After the excesses of the McMansion era, when houses ballooned out to 4,000 square feet and more and the average-sized one reached 2,500 square feet, homeowners today want smaller houses, said panelist Dan Gregory, an architectural historian and editor at HousePlans.com, a firm that sells home plans (www.houseplans.com). As evidence of this trend, Gregory cited his firm’s sales figures — for the past two years, its best-selling plan by far has been the one-floor, 2,091-square-foot “Storybook Craftsman” No. 120-162 (see accompanying graphic).
Still, Gregory also said buyers who want smaller, one-story houses are not going back to the modest “ranchers” of the 1950s and ’60s. The popularity of the No. 120-162 plan clearly indicates that the desire for the luxury and comfort of the McMansions continues unabated. The plan’s master suite has a big bathroom and two large walk-in closets, and the kitchen, breakfast nook and family room are generously sized.
What are buyers of the plan willing to give up to get a smaller house? The living room (whose demise has been predicted for 20 years) and a fourth bedroom. Buyers are also willing to accept smaller second and third bedrooms. A formal dining area was retained, but it is configured so that it could be enclosed and used for an additional bedroom or home office.
Does the popularity of No. 120-162 indicate a new look for suburbia? Gregory resisted giving a definitive answer but said that similar configurations have been bestsellers for other home plan services.
Seguing from home-buying trends to individual home owners, would similar smaller-house floor plans be right for you? While architects and home builders can easily visualize 2,091 square feet of living space, most people have no idea what this means or even the size of the place they live in now, said panelist Gale Steves, author and former editor-in-chief of Home Magazine. The best way for a family to know what will work for them is to assess their current house, a process Steves calls “right-sizing.”
Before you begin your own right-sizing analysis, toss out room names and focus on the household activities that occur in each space, Steves said. Be honest with your daily habits and see where they logically take you in planning a new house or a remodeling, she urged. Some rooms can be repurposed while others can shrink. For example, if you rarely cook and most dinners are “reheated carry-out or microwaved frozen entrees from Trader Joe’s,” you could be happy with a modest-sized kitchen that might have basic appliances incorporated into a single counter along one wall and a dining table (the classic country kitchen arrangement).
In Savannah, Ga., where Steves lives, many homeowners still use their formal dining room everyday. But in most places, she said, people are more casual, and their dining room should be called the “sometime” room. If this describes your household, could the dining room in a new house do double duty as both an everyday office and an occasional place for dinner parties, as Steves herself does in her own house? On most days, her dining table functions as a “giant-sized credenza” where she can spread out the drawings and photographs she uses for her writing. When she wants to use the space for dining, she pushes her desk (which moves easily because it’s on castors) against the wall and puts her work paraphernalia out of sight.

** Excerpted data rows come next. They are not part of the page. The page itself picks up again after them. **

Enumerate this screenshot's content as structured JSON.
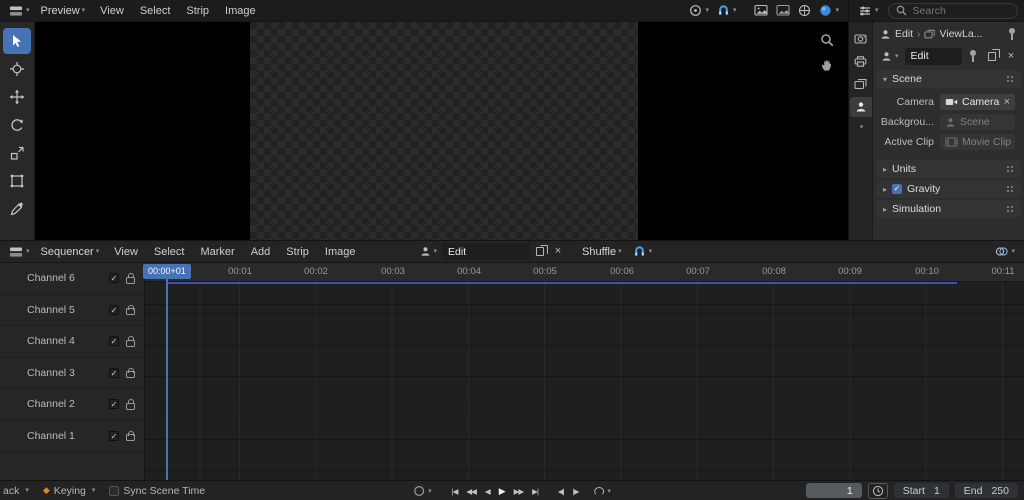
{
  "colors": {
    "accent": "#4772b3",
    "snap_blue": "#47a0e8",
    "keying_orange": "#dd8a1c"
  },
  "preview": {
    "editor_label": "Preview",
    "menus": [
      "View",
      "Select",
      "Strip",
      "Image"
    ]
  },
  "properties": {
    "search_placeholder": "Search",
    "breadcrumb": {
      "item1": "Edit",
      "item2": "ViewLa..."
    },
    "id_name": "Edit",
    "scene_panel": {
      "title": "Scene",
      "rows": [
        {
          "label": "Camera",
          "value": "Camera"
        },
        {
          "label": "Backgrou...",
          "value": "Scene"
        },
        {
          "label": "Active Clip",
          "value": "Movie Clip"
        }
      ]
    },
    "collapsed_panels": [
      {
        "title": "Units"
      },
      {
        "title": "Gravity"
      },
      {
        "title": "Simulation"
      }
    ]
  },
  "sequencer": {
    "editor_label": "Sequencer",
    "menus": [
      "View",
      "Select",
      "Marker",
      "Add",
      "Strip",
      "Image"
    ],
    "id_name": "Edit",
    "channel_dropdown": "Shuffle",
    "channels": [
      "Channel 6",
      "Channel 5",
      "Channel 4",
      "Channel 3",
      "Channel 2",
      "Channel 1"
    ],
    "ruler": [
      "00:01",
      "00:02",
      "00:03",
      "00:04",
      "00:05",
      "00:06",
      "00:07",
      "00:08",
      "00:09",
      "00:10",
      "00:11"
    ],
    "playhead_label": "00:00+01"
  },
  "statusbar": {
    "playback_label": "ack",
    "keying_label": "Keying",
    "sync_label": "Sync Scene Time",
    "transport": {
      "jump_start": "|◀",
      "prev_key": "◀◀",
      "play_back": "◀",
      "play": "▶",
      "next_key": "▶▶",
      "jump_end": "▶|",
      "step_back": "◀|",
      "step_fwd": "|▶"
    },
    "frame_current": "1",
    "range": {
      "start_label": "Start",
      "start_value": "1",
      "end_label": "End",
      "end_value": "250"
    }
  }
}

As you list the activities in each room, think about how you feel in it because this can also shed clues on right-sizing your space, Steves said. When her readers say a room lacks “coziness,” this usually means it isn’t conducive to conversation because it’s too big. To help homeowners connect a room size to how they feel in it, she urges them to measure the sizes of their rooms and make a rough sketch of their current floor plan.
If you conclude that the “right size” house for you is smaller than the one you have now, how do you decide which rooms and features to jettison and which ones to retain? Steves suggested couching the choices in terms of trade-offs — “if I do this, what are the consequences?” And she added, if you do this, your choices may surprise you. For example, you may find that the “must-have feature” in your master bathroom is not the second vanity sink; it’s the purely utilitarian linen closet where you keep bulk purchases of toilet paper, hair and body care products, towels and bed linens.
Once you’ve gone through the right-sizing analysis and determined that you want a smaller house, how can you make it feel comfortable? Panelist Pat Gaylor, a Little Falls, N. J.-based interior designer, said that when you can see from one room into another, the space will feel bigger and that well-proportioned rooms and large windows that bathe the spaces in natural light will enhance your enjoyment of it.
Gaylor also stressed that owners will have a much better idea of what they are getting now because computer-aided design (CAD) software can create realistic, 3-D images of a proposed design. In the past, her clients were “completely flummoxed” in trying to understand what was being proposed. They couldn’t read the architectural drawings and “had to take on faith” that her design would deliver what they wanted.
Katherine Salant has an architecture degree from Harvard. A native Washingtonian, she grew up in Fairfax County and now lives in Ann Arbor, Mich. If you have questions or would like to suggest topics for coverage, contact her by e-mail at firstname.lastname@example.org or www.katherinesalant.com.